A good question to start with would be: Why is California, the most liberal and most Democratic of the big states, also America’s number one impoverished state? Our poverty rate, when adjusted for inflation, is the highest in the nation. How could this be in this state of such great wealth? The quick answer is that we do not produce the good blue collar jobs we did 50 years ago. High school graduates find it hard to get good paying jobs in California. With outrageous home prices, they also cannot afford a place to live.
This leads to the most obvious next question: What should California be doing to alleviate its high poverty rate? The answer is, of course, create good jobs. But California always rates near the bottom when it comes to the state’s business climate, and our business tax climate is one of the worst. So businesses, and the jobs they create, are going to places like Texas. The Dallas Business Journal reports that in 2016 1,800 businesses left California, and 300 of them landed in Texas. More people are moving out of California than are moving in, while Texas will be the fastest growing large state this decade.
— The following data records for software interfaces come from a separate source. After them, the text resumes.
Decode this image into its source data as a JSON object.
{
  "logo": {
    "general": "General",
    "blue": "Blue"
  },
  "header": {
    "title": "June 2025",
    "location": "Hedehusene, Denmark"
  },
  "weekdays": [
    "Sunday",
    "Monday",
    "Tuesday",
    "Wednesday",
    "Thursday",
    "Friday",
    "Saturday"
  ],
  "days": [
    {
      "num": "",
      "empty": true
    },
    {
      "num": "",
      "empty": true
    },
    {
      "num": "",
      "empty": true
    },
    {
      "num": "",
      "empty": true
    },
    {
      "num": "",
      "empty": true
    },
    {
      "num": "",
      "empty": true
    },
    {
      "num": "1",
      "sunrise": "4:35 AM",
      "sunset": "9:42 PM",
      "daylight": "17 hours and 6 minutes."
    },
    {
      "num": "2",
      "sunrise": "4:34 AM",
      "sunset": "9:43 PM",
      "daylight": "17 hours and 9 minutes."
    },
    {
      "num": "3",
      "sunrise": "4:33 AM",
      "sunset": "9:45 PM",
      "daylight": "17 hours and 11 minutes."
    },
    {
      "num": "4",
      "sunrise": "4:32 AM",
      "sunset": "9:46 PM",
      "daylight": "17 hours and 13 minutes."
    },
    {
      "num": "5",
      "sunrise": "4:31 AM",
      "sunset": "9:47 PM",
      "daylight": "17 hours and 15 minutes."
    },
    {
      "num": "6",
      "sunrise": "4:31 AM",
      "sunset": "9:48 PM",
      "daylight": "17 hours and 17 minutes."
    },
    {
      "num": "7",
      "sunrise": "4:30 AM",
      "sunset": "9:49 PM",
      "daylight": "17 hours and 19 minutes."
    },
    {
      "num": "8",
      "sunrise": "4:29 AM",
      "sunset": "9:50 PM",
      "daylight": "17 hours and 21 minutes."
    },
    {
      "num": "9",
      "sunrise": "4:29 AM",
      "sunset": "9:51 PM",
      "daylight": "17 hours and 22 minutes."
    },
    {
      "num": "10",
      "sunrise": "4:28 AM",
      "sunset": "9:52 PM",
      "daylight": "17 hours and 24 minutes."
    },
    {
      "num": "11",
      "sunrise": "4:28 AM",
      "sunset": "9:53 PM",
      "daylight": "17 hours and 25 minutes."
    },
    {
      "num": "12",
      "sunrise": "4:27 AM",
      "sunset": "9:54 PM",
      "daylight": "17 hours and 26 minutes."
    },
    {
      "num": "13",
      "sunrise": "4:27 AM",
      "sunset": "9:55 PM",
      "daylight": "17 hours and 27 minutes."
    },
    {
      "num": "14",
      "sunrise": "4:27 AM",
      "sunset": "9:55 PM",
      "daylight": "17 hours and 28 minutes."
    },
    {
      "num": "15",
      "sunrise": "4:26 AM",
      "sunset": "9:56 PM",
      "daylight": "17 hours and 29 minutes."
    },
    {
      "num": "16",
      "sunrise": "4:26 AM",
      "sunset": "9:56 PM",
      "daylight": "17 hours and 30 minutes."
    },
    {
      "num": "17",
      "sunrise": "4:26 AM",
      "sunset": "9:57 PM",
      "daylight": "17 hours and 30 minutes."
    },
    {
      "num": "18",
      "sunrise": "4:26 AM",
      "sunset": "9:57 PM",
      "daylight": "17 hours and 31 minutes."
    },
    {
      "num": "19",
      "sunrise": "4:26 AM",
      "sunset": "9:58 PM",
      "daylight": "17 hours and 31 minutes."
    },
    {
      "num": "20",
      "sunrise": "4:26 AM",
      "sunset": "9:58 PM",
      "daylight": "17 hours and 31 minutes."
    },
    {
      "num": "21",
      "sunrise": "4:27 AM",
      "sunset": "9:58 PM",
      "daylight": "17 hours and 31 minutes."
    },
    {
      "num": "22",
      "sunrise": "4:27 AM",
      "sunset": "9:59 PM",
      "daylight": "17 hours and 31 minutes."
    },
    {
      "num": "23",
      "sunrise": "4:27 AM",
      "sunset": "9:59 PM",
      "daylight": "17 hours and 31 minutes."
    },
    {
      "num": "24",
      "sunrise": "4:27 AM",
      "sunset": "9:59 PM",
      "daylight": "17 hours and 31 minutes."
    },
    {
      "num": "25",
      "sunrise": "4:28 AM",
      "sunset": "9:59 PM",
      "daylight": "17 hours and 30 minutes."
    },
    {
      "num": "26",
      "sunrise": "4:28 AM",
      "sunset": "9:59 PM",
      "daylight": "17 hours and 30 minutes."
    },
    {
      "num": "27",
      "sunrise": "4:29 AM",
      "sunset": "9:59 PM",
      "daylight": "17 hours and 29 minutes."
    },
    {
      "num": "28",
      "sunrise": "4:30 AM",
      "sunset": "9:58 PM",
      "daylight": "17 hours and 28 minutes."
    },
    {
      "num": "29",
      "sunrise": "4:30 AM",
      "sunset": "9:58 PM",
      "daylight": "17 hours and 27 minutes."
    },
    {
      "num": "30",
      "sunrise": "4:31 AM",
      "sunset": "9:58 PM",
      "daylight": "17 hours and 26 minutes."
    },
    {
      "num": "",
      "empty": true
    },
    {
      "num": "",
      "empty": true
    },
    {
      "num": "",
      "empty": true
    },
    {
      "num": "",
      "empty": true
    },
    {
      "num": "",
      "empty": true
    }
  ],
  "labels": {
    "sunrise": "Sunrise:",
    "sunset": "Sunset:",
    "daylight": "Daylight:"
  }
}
Then there is an embarrassing question for the Democratic candidates: Who has the better model for creating jobs and expanding wealth, Republican run Texas or Democratic run California? Californians themselves are answering that question, fed up with homelessness, filth in our large cities, outrageous housing prices and declining job opportunities, young people are leaving California for the western and sunbelt states.
Now should the candidates be let off the hook about our wildfires, which are a regular fall event in this dry state. Beyond the obvious loss of life and property, there is also the reality that our forest fires are cancelling any progress California is making fighting climate change. California’s fires have sent greenhouse gases into the atmosphere equal to dozens of coal fired power plants. The fires in 2018 alone emitted 68 million tons of carbon dioxide; that’s nearly equal to all carbon dioxide resulting from electricity generation in the state.
So let’s ask the candidates to access some blame. A good question would be: Are the fires at least in part California government’s fault? Drive though any forest area and looks at the dead trees and dead brush. The drought, warmer weather and diseases have led to a massive die off of trees over the past decade, with more than 150 million dead trees, a state record, according to Cal Fire. The fuel is just waiting for a spark. Has California tried to manage these forests and remove the dry fuel, until very recently the answer is no.
Is government to blame for the PG&E fire fiasco? The answer is yes. PG&E is a heavily regulated utility; it does nothing without state permission. But in recent years environmentalists and politicians have forced PG&E to spend precious dollars on green energy, instead of clearing the trees around their power lines and upgrading their facilities. PG&E and California government are so inept that even with a blackout in Sonoma County last week a faulty PG&E transformer managed to start the massive Kincaid fire that has already destroyed one of California’s most historic wineries. Will California insist that PG&E shift funding away from green energy and toward fixing its infrastructure? Of course they should but the answer is that they won’t.
Then there is a final question for the Democratic wannabes: Given California’s poverty, homelessness and out of control fires, what are you going to do to keep the rest of the nation from becoming like California?